  1. Initially they were just going to give us the new weeks worth of medication.
  2. We stupidly asked for the balance of last weeks medication.
  3. Pharmacist went back to the computer to check what the balance was about.
  4. She brought out the 1.5 days of medication that was the balance from last week.
  5. We asked for the new weeks as well – we didn’t want to have to waste more petrol by coming back in two days.
  6. Then they started on about the closed control dispensing and not being able to give the medication early, or more than a weeks worth at any one time.
  7. We questioned the validity of this statement considering they were about to give us the weeks worth two days early just a few minutes ago, and it was only when we asked about the balance that this became an issue.
  8. They again talked about closed control and brought out the original prescription notes from the psychiatrist.
  9. We agreed that it was closed control, however it was not our fault that they couldn’t control their stock levels.
  10. They talked about not being their fault and that they couldn’t not fill other peoples medication just because we might come in.

By this point we were more than a little unimpressed.  We haven’t attempted suicide in nearly a year.  Closed control is pointless – we’re librarians, we could find a recipe online easily that didn’t include taking this medication.  This medication isn’t working, so we’re jumping through hoops to obtain a medication that is doing nothing – but we need to keep taking it until we see the psychiatrist again.  At least we’re having no side effects…

After much discussion, we walked out of the pharmacy with the weeks worth of medication and the assurance from the pharmacy that they were going to call the psychiatrist to tell him that we’d come in early to pick-up the medication.  We asked if they were also going to inform him that the reason why we had to pick-up the medication early was because of their stock issues.  We were assured they would.  Doubting whether it happened…

What we found really interesting about the whole interaction is that the pharmacists immediately thought that we were saying that other peoples prescriptions shouldn’t have been filled because we were more important.  They didn’t seem to understand that we were questioning their ability to manage their own medicine stock levels.  I would hope that they gave the medication to the other people.  Again our inability to carry out basic communication.

I sometimes wonder if we get mixed up because of the internal conversations that occur.  I wonder if we forget or don’t realise that something that has been discussed internally has yet to be verbalised to the external world??
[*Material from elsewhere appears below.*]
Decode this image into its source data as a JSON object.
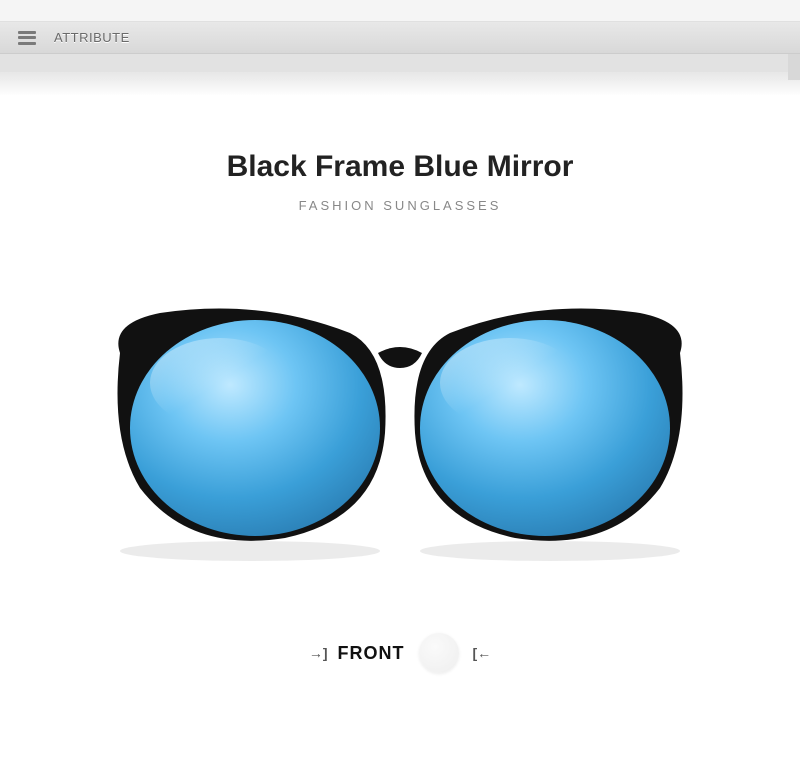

As a separate issue, we created the clip One year on… We are worried about making it live because the friend who has been strange with us, might get hurt by it.  Really annoyed with ourselves that we are changing things we should be happy about because of him.

We are our own worst enemy at times…


August 2017
M T W T F S S
« Sep    
 123456
78910111213
14151617181920
21222324252627
28293031  

Categories

I’m feeling…

My Unkymood Punkymood (Unkymoods)

Twitter Updates

del.icio.us